* [Exercise] Give the records below again, word for word. No pictures belong in the copy.

* [Information provided]

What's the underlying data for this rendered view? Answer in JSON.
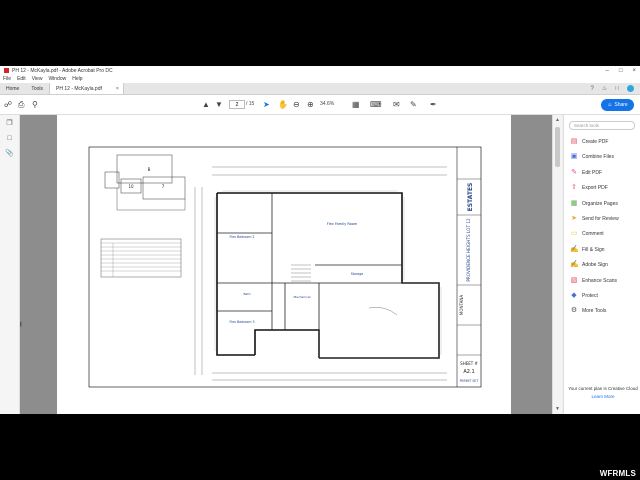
{
  "window": {
    "title": "PH 12 - McKayla.pdf - Adobe Acrobat Pro DC"
  },
  "menu": [
    "File",
    "Edit",
    "View",
    "Window",
    "Help"
  ],
  "tabs": {
    "home": "Home",
    "tools": "Tools",
    "doc": "PH 12 - McKayla.pdf"
  },
  "toolbar": {
    "page_current": "2",
    "page_total": "/ 15",
    "zoom": "34.6%",
    "share_label": "Share"
  },
  "tools_pane": {
    "search_placeholder": "Search tools",
    "items": [
      {
        "label": "Create PDF",
        "color": "#e34850",
        "icon": "create-pdf-icon"
      },
      {
        "label": "Combine Files",
        "color": "#4b6ed3",
        "icon": "combine-files-icon"
      },
      {
        "label": "Edit PDF",
        "color": "#e0489f",
        "icon": "edit-pdf-icon"
      },
      {
        "label": "Export PDF",
        "color": "#e34850",
        "icon": "export-pdf-icon"
      },
      {
        "label": "Organize Pages",
        "color": "#5ba84d",
        "icon": "organize-pages-icon"
      },
      {
        "label": "Send for Review",
        "color": "#e9a53a",
        "icon": "send-review-icon"
      },
      {
        "label": "Comment",
        "color": "#e9c23a",
        "icon": "comment-icon"
      },
      {
        "label": "Fill & Sign",
        "color": "#8d54c7",
        "icon": "fill-sign-icon"
      },
      {
        "label": "Adobe Sign",
        "color": "#8d54c7",
        "icon": "adobe-sign-icon"
      },
      {
        "label": "Enhance Scans",
        "color": "#e34850",
        "icon": "enhance-scans-icon"
      },
      {
        "label": "Protect",
        "color": "#4b6ed3",
        "icon": "protect-icon"
      },
      {
        "label": "More Tools",
        "color": "#555555",
        "icon": "more-tools-icon"
      }
    ],
    "plan_text": "Your current plan is Creative Cloud",
    "learn_more": "Learn More"
  },
  "plan_sheet": {
    "builder": "ESTATES",
    "subdivision": "PROVIDENCE HEIGHTS LOT 12",
    "model": "MONTANA",
    "sheet_label": "SHEET #",
    "sheet_number": "A2.1",
    "stamp": "PERMIT SET",
    "rooms": {
      "family": "Flex Family Room",
      "bed2": "Flex Bedroom 2",
      "bed3": "Flex Bedroom 3",
      "storage": "Storage",
      "mech": "Mechanical",
      "bath": "Bath"
    },
    "key_labels": [
      "B",
      "10",
      "7"
    ]
  },
  "watermark": "WFRMLS"
}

* [Reply]
What's the underlying data for this rendered view? Answer in JSON.
{
  "window": {
    "title": "PH 12 - McKayla.pdf - Adobe Acrobat Pro DC"
  },
  "menu": [
    "File",
    "Edit",
    "View",
    "Window",
    "Help"
  ],
  "tabs": {
    "home": "Home",
    "tools": "Tools",
    "doc": "PH 12 - McKayla.pdf"
  },
  "toolbar": {
    "page_current": "2",
    "page_total": "/ 15",
    "zoom": "34.6%",
    "share_label": "Share"
  },
  "tools_pane": {
    "search_placeholder": "Search tools",
    "items": [
      {
        "label": "Create PDF",
        "color": "#e34850",
        "icon": "create-pdf-icon"
      },
      {
        "label": "Combine Files",
        "color": "#4b6ed3",
        "icon": "combine-files-icon"
      },
      {
        "label": "Edit PDF",
        "color": "#e0489f",
        "icon": "edit-pdf-icon"
      },
      {
        "label": "Export PDF",
        "color": "#e34850",
        "icon": "export-pdf-icon"
      },
      {
        "label": "Organize Pages",
        "color": "#5ba84d",
        "icon": "organize-pages-icon"
      },
      {
        "label": "Send for Review",
        "color": "#e9a53a",
        "icon": "send-review-icon"
      },
      {
        "label": "Comment",
        "color": "#e9c23a",
        "icon": "comment-icon"
      },
      {
        "label": "Fill & Sign",
        "color": "#8d54c7",
        "icon": "fill-sign-icon"
      },
      {
        "label": "Adobe Sign",
        "color": "#8d54c7",
        "icon": "adobe-sign-icon"
      },
      {
        "label": "Enhance Scans",
        "color": "#e34850",
        "icon": "enhance-scans-icon"
      },
      {
        "label": "Protect",
        "color": "#4b6ed3",
        "icon": "protect-icon"
      },
      {
        "label": "More Tools",
        "color": "#555555",
        "icon": "more-tools-icon"
      }
    ],
    "plan_text": "Your current plan is Creative Cloud",
    "learn_more": "Learn More"
  },
  "plan_sheet": {
    "builder": "ESTATES",
    "subdivision": "PROVIDENCE HEIGHTS LOT 12",
    "model": "MONTANA",
    "sheet_label": "SHEET #",
    "sheet_number": "A2.1",
    "stamp": "PERMIT SET",
    "rooms": {
      "family": "Flex Family Room",
      "bed2": "Flex Bedroom 2",
      "bed3": "Flex Bedroom 3",
      "storage": "Storage",
      "mech": "Mechanical",
      "bath": "Bath"
    },
    "key_labels": [
      "B",
      "10",
      "7"
    ]
  },
  "watermark": "WFRMLS"
}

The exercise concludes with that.